Medellín’s city-owned utility conglomerate EPM (Empresas Públicas de Medellín) must now face its consortium of contractors building the mammoth Hidroituango hydroelectric project in court after mediation talks demanded by the city’s mayor Daniel Quintero failed last week. Additional parties to the conflict include insurers Mapfre, Chubb, and Sura.
While EPM seeks a litigation jurisdiction of Antioquia Administrative court, the consortium is countersuing in an international court, away from potential political influence in Antioquia’s capital of Medellín.
Quintero ran on a populist platform alleging corruption in the management of public bond issuer EPM, and soon after taking office as Medellín’s mayor, moved to take direct control of the utility, replacing its board of directors with personal allies after the old board resigned in protest of his tactics.
Eight months into his administration, Quintero directed EPM to file for mandatory mediation with Colombia’s attorney general against the consortium building the troubled hydroelectric dam. The project suffered near catastrophic setbacks after a bypass tunnel collapsed required EPM to flood the unfinished generation facility in the dam to prevent a catastrophic dam failure that could have killed tens of thousands of residents downstream in April 2018.
The previous administration and management team preferred a less confrontational approach, working with the contractors and insurers to mitigate the damage, but now the conflict may cause a delay in the completion of the project, which in addition to not providing Colombia with the electrical supply the country was counting on, can subject EPM to multimillion-dollar penalties for failing to comply with contractual obligations.
“There has always been a suspicion of a possible hiring of a Chinese company for the completion of the work,” said Olga Lucía Arango, president of Sinpro.

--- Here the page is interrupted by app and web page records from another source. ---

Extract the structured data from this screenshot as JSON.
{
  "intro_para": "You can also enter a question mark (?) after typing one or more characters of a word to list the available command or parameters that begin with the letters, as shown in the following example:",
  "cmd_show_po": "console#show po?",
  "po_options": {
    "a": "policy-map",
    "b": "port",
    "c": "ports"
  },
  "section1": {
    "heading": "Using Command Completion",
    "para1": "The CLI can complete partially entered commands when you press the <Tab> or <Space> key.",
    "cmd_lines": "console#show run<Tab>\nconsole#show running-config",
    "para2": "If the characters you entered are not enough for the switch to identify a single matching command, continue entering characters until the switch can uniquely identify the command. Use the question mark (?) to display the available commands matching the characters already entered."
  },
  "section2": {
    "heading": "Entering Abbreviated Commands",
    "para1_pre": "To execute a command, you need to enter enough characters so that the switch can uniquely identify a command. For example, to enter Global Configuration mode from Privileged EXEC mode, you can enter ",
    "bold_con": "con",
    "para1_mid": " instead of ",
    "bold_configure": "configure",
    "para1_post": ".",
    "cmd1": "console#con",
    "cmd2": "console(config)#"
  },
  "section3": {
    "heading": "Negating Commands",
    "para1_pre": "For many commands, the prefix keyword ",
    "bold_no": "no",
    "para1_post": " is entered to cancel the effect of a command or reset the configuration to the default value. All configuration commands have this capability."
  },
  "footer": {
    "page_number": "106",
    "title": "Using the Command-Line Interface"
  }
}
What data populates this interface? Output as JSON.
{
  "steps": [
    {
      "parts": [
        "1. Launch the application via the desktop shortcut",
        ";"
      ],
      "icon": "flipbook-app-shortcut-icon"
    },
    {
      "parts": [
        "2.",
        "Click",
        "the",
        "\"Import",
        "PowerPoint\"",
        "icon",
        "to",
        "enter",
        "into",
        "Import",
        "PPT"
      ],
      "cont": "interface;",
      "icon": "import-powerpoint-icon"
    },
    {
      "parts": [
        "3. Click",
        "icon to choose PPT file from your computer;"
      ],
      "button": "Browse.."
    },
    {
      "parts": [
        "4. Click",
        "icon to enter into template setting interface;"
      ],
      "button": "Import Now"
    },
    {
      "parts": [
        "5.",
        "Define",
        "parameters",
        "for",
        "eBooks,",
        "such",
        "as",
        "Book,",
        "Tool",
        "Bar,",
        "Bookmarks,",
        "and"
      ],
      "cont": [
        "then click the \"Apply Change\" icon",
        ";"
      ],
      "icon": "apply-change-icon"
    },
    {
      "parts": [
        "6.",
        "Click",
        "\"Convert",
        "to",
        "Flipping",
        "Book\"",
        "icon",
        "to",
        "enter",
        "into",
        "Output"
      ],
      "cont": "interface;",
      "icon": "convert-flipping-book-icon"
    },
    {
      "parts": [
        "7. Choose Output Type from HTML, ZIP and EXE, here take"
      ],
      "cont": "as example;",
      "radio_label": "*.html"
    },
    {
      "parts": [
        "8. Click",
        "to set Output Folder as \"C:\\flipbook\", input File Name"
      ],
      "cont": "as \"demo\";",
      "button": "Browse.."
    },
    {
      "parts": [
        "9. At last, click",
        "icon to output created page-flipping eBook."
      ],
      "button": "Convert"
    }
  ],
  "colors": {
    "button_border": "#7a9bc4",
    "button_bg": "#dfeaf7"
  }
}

The consortium CCC Ituango, comprising Coninsa-Ramón H, Conconcreto, and Brazilian firm Camargo Correa, is taking the conflict to international court, counter to the desire of the Quintero administration’s strategy of keeping the litigation in a local jurisdiction.

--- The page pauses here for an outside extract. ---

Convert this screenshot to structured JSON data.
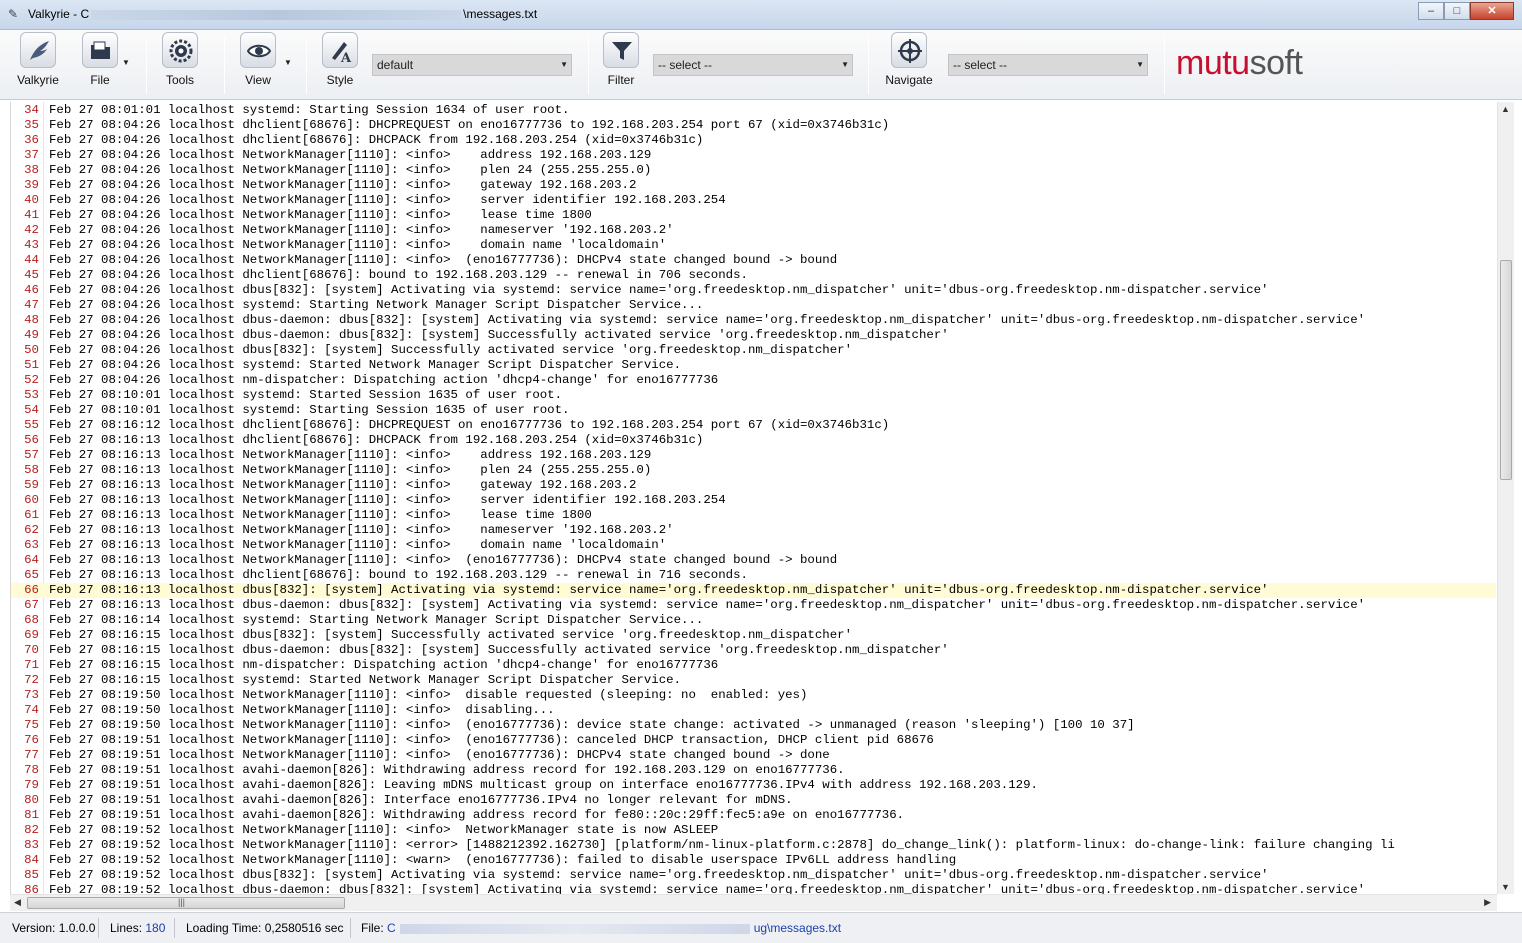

“The Consortium reiterates its interest in demonstrating that, in the execution of the civil works under its responsibility, it has not only acted in good faith, but diligently and in accordance with good engineering practices, complying with the designs and instructions provided by Empresas Públicas de Medellín (EPM),” said the consortium in a statement. “At the same time, we are forced to seek to compensate for the reputational and economic impact that this unique claim has been causing to the Consortium.”
The lawsuit for $9.9 billion pesos (roughly $2.8 billion USD, as the Spanish billion equals the US trillion) is between EPM and the designer Generación Ituango (Solingral SA and Integral), the CCC Ituango construction consortium, the construction management consortium Ingetec–Sedic, and reinsurers Chubb & Sura. Another lawsuit for $5.5 billion pesos ($1.6 billion USD) is between EPM and Spanish insurer Mapfre. Mapfre had already acknowledged that the flooding was an insurable los and was in the process of adjusting the claim when it was sued by EPM at Quintero’s direction.
Meanwhile, EPM’s largest union SINPRO has expressed its dissatisfaction with EPM’s management and Quintero’s direction of the litigation, citing “the possible decisions made by risk rating agencies, EPM bondholders and multilateral banks, which could imply prepayment of debts.” Endangering EPM’s finances and employment.
“We do not know what the ‘plan b’ is because we do not know it and there has always been a suspicion of a possible hiring of a Chinese company for the completion of the work,” said Olga Lucía Arango, president of Sinpro.